Doctor Strange

Strangely, the director and studios had flip flopping reasons for the casting ranging from not wanting the movie to be political since it was set in Tibet, to not wanting a stereotypical ‘dragon-lady’ by casting an Asian. When you get down to it, it’s kind of weird that you watch the movie to see a white lady in the middle of an Asian country and white people learn Asian things from her. In reality if that happened, we would have probably called it a scam.

Lastly, another example is A Beautiful Mind (2001). Did you know Alicia Nash was actually a Salvadoran-born character and not white? I didn’t know this either but back then the Internet wasn’t as common as it is now.

A Beautiful Mind

Her ancestry should be factored into the movie, since it was an autobiography of John Nash; her rocky immigration to the States was an important point since she was his wife. Instead, the director chose to simplify the movie and remove that aspect, casting instead, Jennifer Connelly as Alicia.

And that’s why a lot of people do not like white washing. Even a small role portrayed by a person of ethnicity could have given them more opportunity and have others see people that look like themselves on screen.

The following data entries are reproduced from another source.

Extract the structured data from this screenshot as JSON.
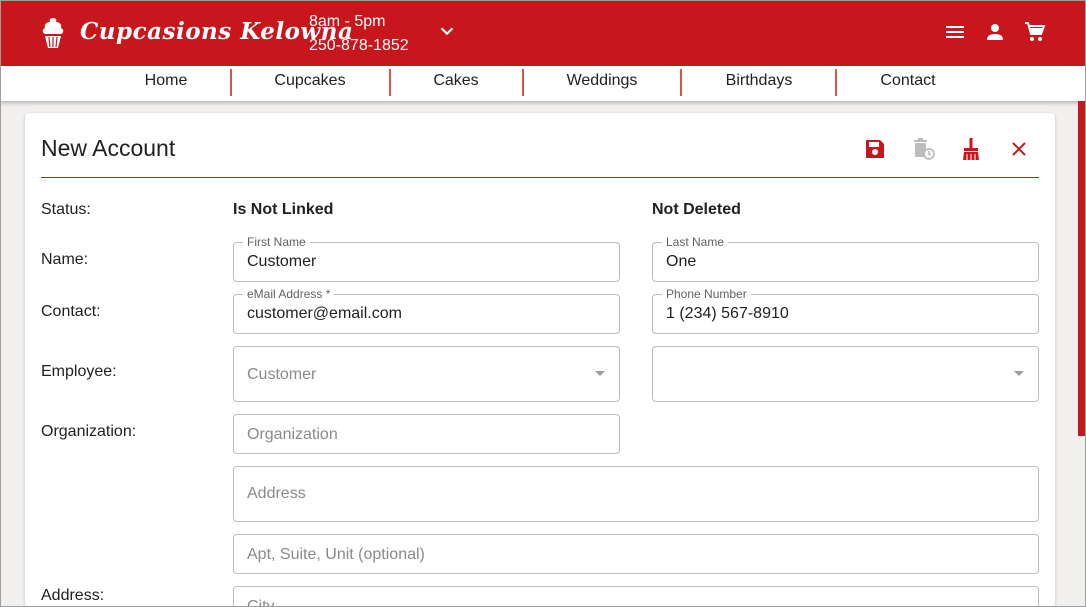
{
  "header": {
    "brand": "Cupcasions Kelowna",
    "hours": "8am - 5pm",
    "phone": "250-878-1852",
    "icons": [
      "cupcake-logo-icon",
      "chevron-down-icon",
      "menu-icon",
      "account-icon",
      "cart-icon"
    ]
  },
  "nav": {
    "items": [
      "Home",
      "Cupcakes",
      "Cakes",
      "Weddings",
      "Birthdays",
      "Contact"
    ]
  },
  "form": {
    "title": "New Account",
    "actions": [
      "save-icon",
      "delete-restore-icon",
      "clear-icon",
      "close-icon"
    ],
    "labels": {
      "status": "Status:",
      "name": "Name:",
      "contact": "Contact:",
      "employee": "Employee:",
      "organization": "Organization:",
      "address": "Address:"
    },
    "status": {
      "link": "Is Not Linked",
      "deleted": "Not Deleted"
    },
    "first_name": {
      "label": "First Name",
      "value": "Customer"
    },
    "last_name": {
      "label": "Last Name",
      "value": "One"
    },
    "email": {
      "label": "eMail Address *",
      "value": "customer@email.com"
    },
    "phone": {
      "label": "Phone Number",
      "value": "1 (234) 567-8910"
    },
    "employee_type": {
      "placeholder": "Customer"
    },
    "employee_other": {
      "placeholder": ""
    },
    "organization": {
      "placeholder": "Organization"
    },
    "address": {
      "placeholder": "Address"
    },
    "apt": {
      "placeholder": "Apt, Suite, Unit (optional)"
    },
    "city": {
      "placeholder": "City"
    }
  },
  "colors": {
    "brand_red": "#c8161d",
    "disabled_icon": "#bdbdbd"
  }
}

In any case, maybe you could watch Ghost in the Shell and figure out yourself. Was the Major white washed or wasn’t she?